- _Directions for this task_
Search the records below for the string "your", and report each line that contains it.

(Data records for software interfaces)
★ ★ ★ ★
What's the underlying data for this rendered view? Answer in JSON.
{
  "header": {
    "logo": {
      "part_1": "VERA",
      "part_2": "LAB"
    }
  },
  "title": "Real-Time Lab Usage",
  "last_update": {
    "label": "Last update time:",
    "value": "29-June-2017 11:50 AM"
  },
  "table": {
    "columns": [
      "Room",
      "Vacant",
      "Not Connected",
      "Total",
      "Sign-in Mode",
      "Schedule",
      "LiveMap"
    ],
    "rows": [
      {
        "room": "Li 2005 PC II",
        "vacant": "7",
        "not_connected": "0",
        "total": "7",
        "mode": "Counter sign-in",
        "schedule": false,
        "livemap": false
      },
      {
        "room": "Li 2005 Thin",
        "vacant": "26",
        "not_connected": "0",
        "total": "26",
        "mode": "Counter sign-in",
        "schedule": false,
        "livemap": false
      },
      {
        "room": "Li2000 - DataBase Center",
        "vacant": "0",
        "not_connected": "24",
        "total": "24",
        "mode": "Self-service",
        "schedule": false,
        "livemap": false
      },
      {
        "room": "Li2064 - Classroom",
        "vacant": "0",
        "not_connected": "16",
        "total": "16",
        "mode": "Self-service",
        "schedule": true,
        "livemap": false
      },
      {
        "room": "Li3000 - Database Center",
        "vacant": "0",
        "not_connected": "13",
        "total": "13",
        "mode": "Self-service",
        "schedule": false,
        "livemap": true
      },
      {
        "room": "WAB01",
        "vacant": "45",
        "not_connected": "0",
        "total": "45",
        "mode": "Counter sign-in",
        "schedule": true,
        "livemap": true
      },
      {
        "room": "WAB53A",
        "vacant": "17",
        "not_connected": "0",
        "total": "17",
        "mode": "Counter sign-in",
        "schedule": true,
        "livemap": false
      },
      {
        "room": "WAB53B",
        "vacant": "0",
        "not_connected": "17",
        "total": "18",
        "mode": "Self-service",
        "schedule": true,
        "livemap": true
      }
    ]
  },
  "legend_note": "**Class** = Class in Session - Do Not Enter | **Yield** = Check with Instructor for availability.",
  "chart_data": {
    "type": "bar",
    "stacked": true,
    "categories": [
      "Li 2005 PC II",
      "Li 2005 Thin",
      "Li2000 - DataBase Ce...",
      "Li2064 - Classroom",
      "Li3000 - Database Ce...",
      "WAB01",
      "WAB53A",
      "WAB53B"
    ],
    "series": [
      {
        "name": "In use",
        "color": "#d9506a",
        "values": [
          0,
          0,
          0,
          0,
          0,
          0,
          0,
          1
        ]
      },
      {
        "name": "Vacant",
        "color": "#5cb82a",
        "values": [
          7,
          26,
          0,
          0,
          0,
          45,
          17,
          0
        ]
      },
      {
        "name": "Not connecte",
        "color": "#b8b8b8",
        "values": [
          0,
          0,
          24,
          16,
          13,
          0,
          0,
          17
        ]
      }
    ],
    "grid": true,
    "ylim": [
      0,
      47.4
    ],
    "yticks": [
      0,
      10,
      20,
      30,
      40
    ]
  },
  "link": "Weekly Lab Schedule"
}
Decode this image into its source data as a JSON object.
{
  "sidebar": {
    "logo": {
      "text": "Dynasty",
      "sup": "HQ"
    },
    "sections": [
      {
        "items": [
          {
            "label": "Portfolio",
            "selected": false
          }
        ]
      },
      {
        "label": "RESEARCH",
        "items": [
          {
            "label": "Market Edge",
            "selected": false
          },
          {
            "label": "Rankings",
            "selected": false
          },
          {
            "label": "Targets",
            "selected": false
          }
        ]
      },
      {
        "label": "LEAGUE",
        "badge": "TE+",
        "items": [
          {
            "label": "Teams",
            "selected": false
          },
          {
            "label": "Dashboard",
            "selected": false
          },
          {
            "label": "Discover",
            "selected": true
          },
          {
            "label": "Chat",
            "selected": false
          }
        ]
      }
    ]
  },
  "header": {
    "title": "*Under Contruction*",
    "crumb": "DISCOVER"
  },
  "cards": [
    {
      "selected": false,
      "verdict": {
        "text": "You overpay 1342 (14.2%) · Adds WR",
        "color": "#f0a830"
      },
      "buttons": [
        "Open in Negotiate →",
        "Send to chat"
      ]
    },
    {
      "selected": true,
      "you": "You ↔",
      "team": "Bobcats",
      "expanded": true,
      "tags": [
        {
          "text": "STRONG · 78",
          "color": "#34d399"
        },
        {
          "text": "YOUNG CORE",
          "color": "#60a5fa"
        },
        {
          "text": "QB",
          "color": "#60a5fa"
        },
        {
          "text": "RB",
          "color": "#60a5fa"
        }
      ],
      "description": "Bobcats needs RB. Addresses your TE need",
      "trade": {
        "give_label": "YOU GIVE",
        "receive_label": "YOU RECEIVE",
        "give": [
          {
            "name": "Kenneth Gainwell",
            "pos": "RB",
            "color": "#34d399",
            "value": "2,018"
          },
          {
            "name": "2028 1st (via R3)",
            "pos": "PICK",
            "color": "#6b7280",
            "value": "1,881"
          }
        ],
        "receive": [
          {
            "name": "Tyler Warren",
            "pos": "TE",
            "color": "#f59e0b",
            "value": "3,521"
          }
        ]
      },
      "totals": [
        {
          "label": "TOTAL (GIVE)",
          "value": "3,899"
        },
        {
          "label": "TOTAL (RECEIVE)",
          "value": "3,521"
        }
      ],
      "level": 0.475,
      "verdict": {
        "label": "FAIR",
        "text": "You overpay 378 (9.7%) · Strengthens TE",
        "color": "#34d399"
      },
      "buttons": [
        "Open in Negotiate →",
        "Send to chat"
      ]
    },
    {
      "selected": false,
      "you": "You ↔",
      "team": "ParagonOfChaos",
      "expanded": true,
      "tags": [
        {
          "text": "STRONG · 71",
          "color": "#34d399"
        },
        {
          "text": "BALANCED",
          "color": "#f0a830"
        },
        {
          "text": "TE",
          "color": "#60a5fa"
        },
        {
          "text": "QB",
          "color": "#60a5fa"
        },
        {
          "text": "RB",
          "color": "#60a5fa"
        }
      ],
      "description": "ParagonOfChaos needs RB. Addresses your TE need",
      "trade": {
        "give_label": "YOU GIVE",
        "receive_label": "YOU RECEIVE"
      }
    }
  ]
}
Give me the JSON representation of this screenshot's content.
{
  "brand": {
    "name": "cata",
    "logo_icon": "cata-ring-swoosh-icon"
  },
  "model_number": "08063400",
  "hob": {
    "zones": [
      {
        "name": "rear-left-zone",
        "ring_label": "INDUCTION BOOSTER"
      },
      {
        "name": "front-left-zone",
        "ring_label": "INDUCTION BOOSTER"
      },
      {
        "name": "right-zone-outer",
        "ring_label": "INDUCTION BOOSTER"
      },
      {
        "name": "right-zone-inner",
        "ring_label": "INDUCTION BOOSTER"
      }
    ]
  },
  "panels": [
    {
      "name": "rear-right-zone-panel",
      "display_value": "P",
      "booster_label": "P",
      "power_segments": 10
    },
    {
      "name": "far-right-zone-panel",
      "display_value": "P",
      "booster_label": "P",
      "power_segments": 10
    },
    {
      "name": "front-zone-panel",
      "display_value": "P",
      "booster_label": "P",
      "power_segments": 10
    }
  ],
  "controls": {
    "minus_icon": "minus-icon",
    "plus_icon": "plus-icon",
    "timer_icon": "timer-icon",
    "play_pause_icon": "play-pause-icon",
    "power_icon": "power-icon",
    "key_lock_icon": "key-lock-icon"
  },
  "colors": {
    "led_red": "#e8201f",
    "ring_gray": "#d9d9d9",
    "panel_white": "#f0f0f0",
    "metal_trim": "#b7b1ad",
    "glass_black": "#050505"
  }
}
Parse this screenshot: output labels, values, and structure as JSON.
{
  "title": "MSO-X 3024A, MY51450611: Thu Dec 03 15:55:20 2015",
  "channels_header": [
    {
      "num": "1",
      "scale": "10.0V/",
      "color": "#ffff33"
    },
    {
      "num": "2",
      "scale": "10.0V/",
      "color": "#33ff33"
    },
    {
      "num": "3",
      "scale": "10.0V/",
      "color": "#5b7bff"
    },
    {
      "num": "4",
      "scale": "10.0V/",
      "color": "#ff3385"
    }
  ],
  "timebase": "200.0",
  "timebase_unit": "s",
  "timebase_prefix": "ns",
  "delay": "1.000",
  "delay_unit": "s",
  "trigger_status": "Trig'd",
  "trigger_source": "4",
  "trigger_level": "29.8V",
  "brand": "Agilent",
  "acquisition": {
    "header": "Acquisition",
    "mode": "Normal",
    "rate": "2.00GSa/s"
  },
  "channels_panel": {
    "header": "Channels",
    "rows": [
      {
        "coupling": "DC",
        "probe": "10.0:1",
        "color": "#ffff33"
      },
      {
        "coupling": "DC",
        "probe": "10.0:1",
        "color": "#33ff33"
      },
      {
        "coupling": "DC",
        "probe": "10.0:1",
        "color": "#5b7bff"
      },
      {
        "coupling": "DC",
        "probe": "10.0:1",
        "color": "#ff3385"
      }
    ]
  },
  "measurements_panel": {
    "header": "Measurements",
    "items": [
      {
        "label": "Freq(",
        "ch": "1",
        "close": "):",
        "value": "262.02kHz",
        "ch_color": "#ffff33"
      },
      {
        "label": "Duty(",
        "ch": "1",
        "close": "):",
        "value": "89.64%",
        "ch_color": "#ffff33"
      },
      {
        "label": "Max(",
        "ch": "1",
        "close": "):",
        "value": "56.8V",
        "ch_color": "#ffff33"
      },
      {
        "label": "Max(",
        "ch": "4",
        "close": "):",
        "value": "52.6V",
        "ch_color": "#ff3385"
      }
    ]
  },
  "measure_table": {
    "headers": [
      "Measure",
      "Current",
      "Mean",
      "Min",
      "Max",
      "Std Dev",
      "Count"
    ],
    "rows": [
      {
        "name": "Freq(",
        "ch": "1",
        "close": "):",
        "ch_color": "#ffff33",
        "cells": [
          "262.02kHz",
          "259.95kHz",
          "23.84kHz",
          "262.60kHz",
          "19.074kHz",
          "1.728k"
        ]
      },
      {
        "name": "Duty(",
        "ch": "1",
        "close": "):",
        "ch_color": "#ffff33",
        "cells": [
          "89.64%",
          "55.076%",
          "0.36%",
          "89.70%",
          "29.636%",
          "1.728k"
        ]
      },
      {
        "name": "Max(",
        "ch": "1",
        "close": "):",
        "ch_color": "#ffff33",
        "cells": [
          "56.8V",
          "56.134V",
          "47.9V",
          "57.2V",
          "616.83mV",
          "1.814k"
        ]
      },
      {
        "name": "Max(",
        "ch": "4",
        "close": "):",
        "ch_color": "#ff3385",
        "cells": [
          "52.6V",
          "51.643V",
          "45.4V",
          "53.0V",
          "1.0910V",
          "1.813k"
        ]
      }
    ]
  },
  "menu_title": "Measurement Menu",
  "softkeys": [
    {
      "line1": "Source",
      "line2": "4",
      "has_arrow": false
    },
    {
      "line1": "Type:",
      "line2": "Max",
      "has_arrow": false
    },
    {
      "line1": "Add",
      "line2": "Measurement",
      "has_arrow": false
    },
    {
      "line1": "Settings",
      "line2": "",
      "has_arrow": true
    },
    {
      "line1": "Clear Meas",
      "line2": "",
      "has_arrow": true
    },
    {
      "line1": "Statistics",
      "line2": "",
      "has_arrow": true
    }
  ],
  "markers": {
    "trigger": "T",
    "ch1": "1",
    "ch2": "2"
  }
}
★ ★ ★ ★
- _Exercise output_
      "description": "Bobcats needs RB. Addresses your TE need",
      "description": "ParagonOfChaos needs RB. Addresses your TE need",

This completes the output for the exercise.